The warm panelists spoke about all aspects of admissions, but at Essay Intensive, we’re always thinking about the written portions. And as a writing coach, I was thrilled to hear how excited the panelists were for the essays to come! They were encouraged by what gets stripped away, the pretense in applications, the excess of striving to be The Best and Most. But they are even more pumped about what gets expressed: students having no choice but to be their genuine selves telling colleges who they are–without the Circus of activities and commitments speaking for them.
Smaller lives that mean a bigger deal.
The panelists had some concrete advice for high school students of all ages at this time of stay-at-home orders, that aligns fully with what I’m always telling them. This is not about what or how to study, and it’s not about scores and metrics:
- Do something goofy!
- Enjoy whatever you can
- Work on your Time management
- Read books
- Spend time with your parents or family– have those deep conversations, have the difficult conversations– don’t put off meaningful conversations.
- Be guided by your passion to learn– and learn something!
This is forced self-reflective time like you might *never* have again in the same way! (And hopefully not for the same reason). And (honest) self-reflection is college admissions (essay) gold!
What do you do when you suddenly have time? When left to your own devices? What’s inherently interesting to you? These are practically college essay prompts, living in your head and day to day decision making.
The pay-to-play stuff is not what’s actually impressive to the admissions panelists. Instead, it’s about: what did you choose to do with your discretionary time? And what does that show us about who you are and what you care about?
How have you taken charge of your education? How do you get yourself back on track in traditional learning environment? What are you doing, now, to be sure you’re prepared to enter higher education?
Present yourself well throughout application to show you’re worthy of this competitive admissions process and entering into institution that will challenge you.
Redefine Leadership. It is not just “I’m the president of this…I’m the VP of that.” Not at all. Maybe you took care of a sick family member, Maybe you went out there, with your mask, and got a part-time job– because you needed to, because you wanted to. Maybe you figured out how to fix up lawn mowers, and started mowing people’s lawns. It’s about initiative and responsibility.

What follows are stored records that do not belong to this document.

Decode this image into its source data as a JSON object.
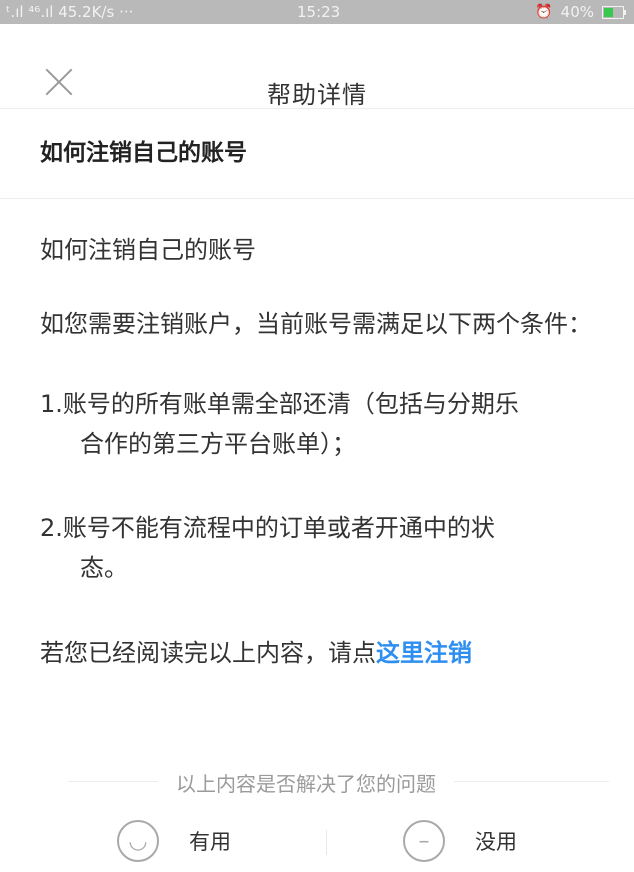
{
  "status_bar": {
    "left": "ᵗ.ıl ⁴⁶.ıl 45.2K/s ···",
    "time": "15:23",
    "alarm_icon": "alarm-icon",
    "battery_percent": "40%"
  },
  "nav": {
    "title": "帮助详情",
    "close_icon": "close-icon"
  },
  "article": {
    "title": "如何注销自己的账号",
    "paragraphs": {
      "p1": "如何注销自己的账号",
      "p2": "如您需要注销账户，当前账号需满足以下两个条件：",
      "p3_line1": "1.账号的所有账单需全部还清（包括与分期乐",
      "p3_line2": "合作的第三方平台账单）；",
      "p4_line1": "2.账号不能有流程中的订单或者开通中的状",
      "p4_line2": "态。",
      "p5_prefix": "若您已经阅读完以上内容，请点",
      "p5_link": "这里注销"
    }
  },
  "feedback": {
    "question": "以上内容是否解决了您的问题",
    "useful_label": "有用",
    "useless_label": "没用",
    "smile_icon": "smile-face-icon",
    "neutral_icon": "neutral-face-icon"
  }
}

It’s the unique stories that will come out of this time that matter most, and so do the unique individuals it will mold. Perhaps we will emerge or move forward with a better sense, if I’m super optimistic, that this world could and should belong equally to all of us. That we must educate ourselves, and simultaneously take care of and uplift each other. Especially those who have faced the most barriers and suffering. We should know who that is and try to make a difference. That can start with listening to each other’s stories.
Finally: That (Drumroll) we must discover what is meaningful to us, and not apologize for it. Figure out how to talk about it.

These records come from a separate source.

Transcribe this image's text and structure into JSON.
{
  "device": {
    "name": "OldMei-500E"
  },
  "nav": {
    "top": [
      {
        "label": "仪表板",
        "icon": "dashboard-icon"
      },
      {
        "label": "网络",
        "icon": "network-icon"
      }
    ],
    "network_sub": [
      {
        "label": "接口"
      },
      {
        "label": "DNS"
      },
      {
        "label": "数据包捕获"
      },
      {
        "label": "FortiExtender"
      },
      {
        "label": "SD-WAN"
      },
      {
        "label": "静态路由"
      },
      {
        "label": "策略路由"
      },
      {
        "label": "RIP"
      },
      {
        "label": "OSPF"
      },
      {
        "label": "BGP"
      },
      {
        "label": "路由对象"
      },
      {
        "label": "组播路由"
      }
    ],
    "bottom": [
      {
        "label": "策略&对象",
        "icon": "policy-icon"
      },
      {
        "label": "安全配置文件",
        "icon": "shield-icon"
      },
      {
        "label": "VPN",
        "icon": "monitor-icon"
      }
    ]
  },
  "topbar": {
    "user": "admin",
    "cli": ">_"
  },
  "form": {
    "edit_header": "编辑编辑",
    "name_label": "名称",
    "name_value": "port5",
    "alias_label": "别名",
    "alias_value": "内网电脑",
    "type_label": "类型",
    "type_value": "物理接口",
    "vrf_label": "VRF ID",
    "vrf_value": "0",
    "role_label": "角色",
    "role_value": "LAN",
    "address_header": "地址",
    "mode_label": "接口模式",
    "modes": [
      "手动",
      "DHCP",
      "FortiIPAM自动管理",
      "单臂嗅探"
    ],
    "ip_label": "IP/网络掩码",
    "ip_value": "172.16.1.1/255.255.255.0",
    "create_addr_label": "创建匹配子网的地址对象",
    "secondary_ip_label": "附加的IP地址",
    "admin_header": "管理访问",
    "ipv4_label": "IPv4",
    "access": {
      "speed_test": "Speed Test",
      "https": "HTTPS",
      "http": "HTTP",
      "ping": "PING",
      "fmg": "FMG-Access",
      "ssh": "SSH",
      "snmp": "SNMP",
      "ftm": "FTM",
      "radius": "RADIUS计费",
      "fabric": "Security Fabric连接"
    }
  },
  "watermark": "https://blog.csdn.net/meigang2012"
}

Could Test-optional shift bias and elitism in admissions? Great. I’m all for it.
Could AP tests taken from home mean more students participate? Great, I’m all for it.
And the cool thing? The panelists are too. They know some institutions have fenced kids out. They know they have, sometimes, prioritized the wrong things. These next admissions cycles could improve everyone’s chances at inclusive education.

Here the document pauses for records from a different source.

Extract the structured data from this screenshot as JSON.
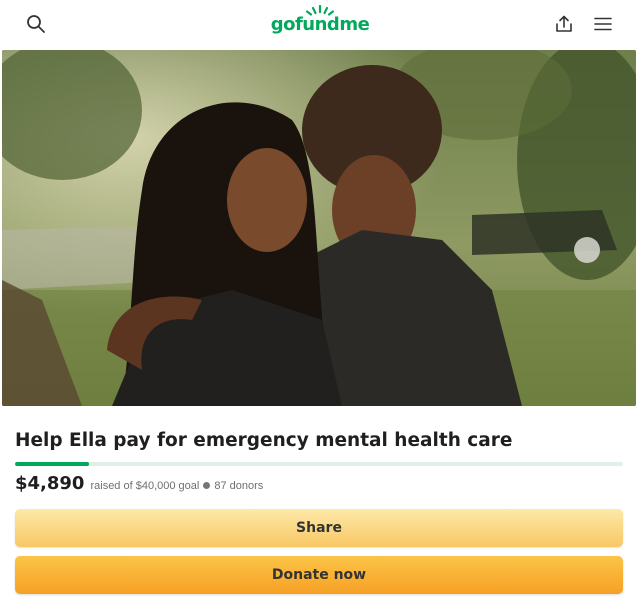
{
  "header": {
    "logo_text": "gofundme",
    "search_icon": "search-icon",
    "share_icon": "share-upload-icon",
    "menu_icon": "hamburger-menu-icon"
  },
  "hero": {
    "description": "photo"
  },
  "campaign": {
    "title": "Help Ella pay for emergency mental health care",
    "amount_raised": "$4,890",
    "goal_text": "raised of $40,000 goal",
    "donors_text": "87 donors",
    "progress_fraction": 0.1223
  },
  "actions": {
    "share_label": "Share",
    "donate_label": "Donate now"
  },
  "colors": {
    "brand_green": "#02a95c",
    "share_button": "#f9d27a",
    "donate_button": "#f8b133"
  }
}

So what should you do to build your application? Two very simple things!
My first piece of advice: journal.
Journal! By hand, on a phone, on a computer– it doesn’t matter so long as you won’t lose track of it. It can be totally scrappy journaling. It can be chock full of grammar mistakes and incomplete thoughts. The point is: you’re tracking your days, your mind, your feelings, events. Your dreams. That thing someone said. Your reactions to the news. Your negotiations with your family. All of it. Journal every day, at least once. If you’re journal-shy, set a timer for 5 minutes, and write without stopping until the timer goes off.
My second piece of advice: Independent learning!
Ask yourself, what do I care about?
What about when no one’s looking? If school NEVER opened again, and no one told me what I had to study, what would I learn about?
If I had to prove my excellence ONLY through pursuing honestly what I deeply cared about, what would I do? What else would be important to know– to me? In what areas would I need to pursue supplementary knowledge?
Write down your answers, all of them, even if they seem contradictory or impossible. Send us this list! We can help you curate learning goals.
My third piece of advice has nothing to do with paper: move every day! Exercise in some form, so that you get deeper breaths, better oxygen flow, and uplifted state of mind. No one’s going to ask you about your exercise habits in your admissions process, and that’s precisely why you should do it– taking care of ourselves is one form of self respect. If nothing else, Youtube has your back with a kajillion at-home exercise videos for free.
This is great news and all, but I need help living my best application life!
Ready to tell your story? Want some help shaping that journal? Need a guide to create or refine your learning goals? Need help figuring out how to get better exercise? Contact us. We got you covered.